The D.C. Circuit below in Trans Union II and III considered a first amendment challenge to the FTC’s decision to require Trans Union to individually contact customers to get them to "opt in" before their names and addresses (regulated as "credit reports" but not the in fact the full report) could be used for targeted marketing. The Circuit Court determined that, because this Court had held in Dun & Bradstreet that credit reports were "private speech" of lesser first amendment value, that the FTC’s regulation would be subject to intermediate rather than full scrutiny. However, the "private speech" inquiry of Dun & Bradstreet is a throwback to days when only newsworthy speech was fully protected, and ought not to be expanded outside of its original context, a defamation case.

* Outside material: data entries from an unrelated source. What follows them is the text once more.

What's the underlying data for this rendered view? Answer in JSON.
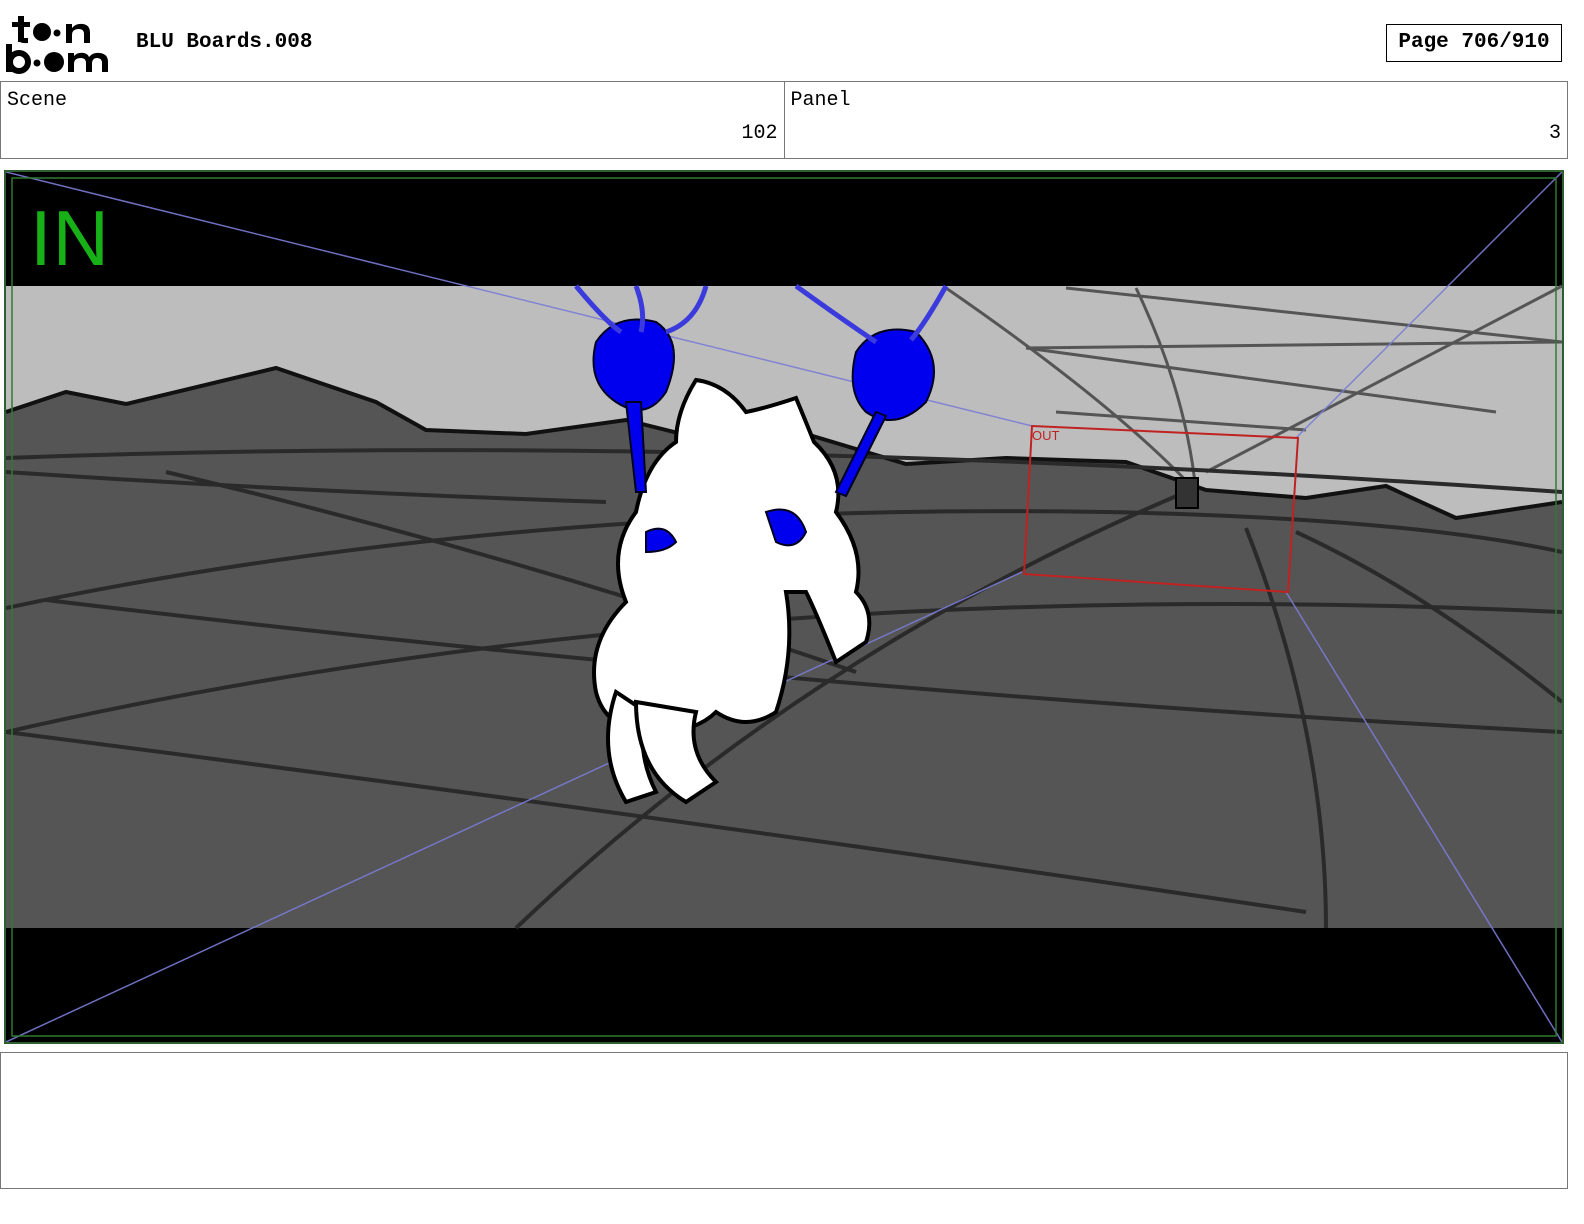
{
  "header": {
    "logo_top": "t●n",
    "logo_bottom": "b●m",
    "title": "BLU Boards.008",
    "page_indicator": "Page 706/910"
  },
  "info": {
    "scene_label": "Scene",
    "scene_value": "102",
    "panel_label": "Panel",
    "panel_value": "3"
  },
  "frame": {
    "in_label": "IN",
    "out_label": "OUT"
  },
  "notes": {
    "text": ""
  },
  "colors": {
    "in_label": "#17b117",
    "out_frame": "#c02222",
    "effect_blue": "#0000ee",
    "ground": "#555555",
    "sky": "#bdbdbd",
    "frame_border": "#2f5e2f"
  }
}
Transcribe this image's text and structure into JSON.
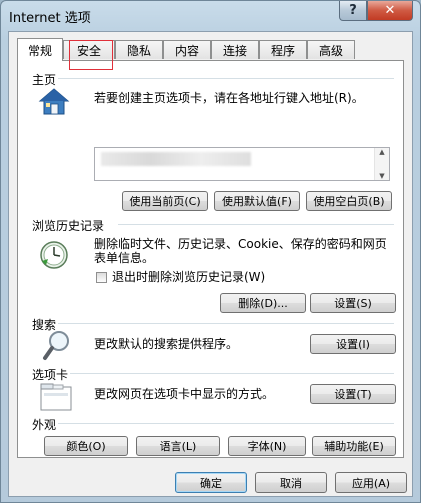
{
  "window": {
    "title": "Internet 选项",
    "help_glyph": "?",
    "close_glyph": "✕"
  },
  "tabs": [
    {
      "label": "常规",
      "active": true
    },
    {
      "label": "安全"
    },
    {
      "label": "隐私"
    },
    {
      "label": "内容"
    },
    {
      "label": "连接"
    },
    {
      "label": "程序"
    },
    {
      "label": "高级"
    }
  ],
  "home": {
    "title": "主页",
    "description": "若要创建主页选项卡，请在各地址行键入地址(R)。",
    "use_current": "使用当前页(C)",
    "use_default": "使用默认值(F)",
    "use_blank": "使用空白页(B)"
  },
  "history": {
    "title": "浏览历史记录",
    "description_line1": "删除临时文件、历史记录、Cookie、保存的密码和网页",
    "description_line2": "表单信息。",
    "checkbox_label": "退出时删除浏览历史记录(W)",
    "checkbox_checked": false,
    "delete_button": "删除(D)...",
    "settings_button": "设置(S)"
  },
  "search": {
    "title": "搜索",
    "description": "更改默认的搜索提供程序。",
    "settings_button": "设置(I)"
  },
  "tabs_section": {
    "title": "选项卡",
    "description": "更改网页在选项卡中显示的方式。",
    "settings_button": "设置(T)"
  },
  "appearance": {
    "title": "外观",
    "colors": "颜色(O)",
    "languages": "语言(L)",
    "fonts": "字体(N)",
    "accessibility": "辅助功能(E)"
  },
  "footer": {
    "ok": "确定",
    "cancel": "取消",
    "apply": "应用(A)"
  }
}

Its application to Trans Union’s speech, which is truthful, is entirely inappropriate and, indeed, bizarre. Perhaps because the D.C. Circuit chose to rely on the confusing "private speech" doctrine, the D.C. Circuit failed to apply the "substantial interest" test it chose to employ with any sort of rigor. It might just as well have been applying a rational basis test. It failed to identify any concrete government interest in the regulations in question other than a general interest in privacy. Given that the question in the case was whether the government’s claimed interest in privacy is legitimate, given the protection the first amendment generally gives to truthful speech, the lower court’s reasoning was essentially circular. And it entirely failed to consider different types of regulation that would have served the government’s legitimate interests as well or better, particularly opt-out.

Because the D.C. Circuit’s analysis below was, frankly, defective, the question remains of whether the commercial speech doctrine would have served as a better framework for analysis. The speech in question — the communication of lists of names and addresses that fit certain criteria between businesses — is not itself advertising. It may be ultimately used in for-profit advertising, or in political speech, or for other purposes. So the applicability of the commercial speech doctrine is an open question. But in any case, the information Trans Union seeks to communicate here is valuable, not only to businesses but to consumers. And the regulation in question, because of the enormous expense and inconvenience of opt-in requirements, amounts to a virtual ban on the speech. This speech is thus an ideal candidate for heightened scrutiny, although it may be closely akin to commercial speech.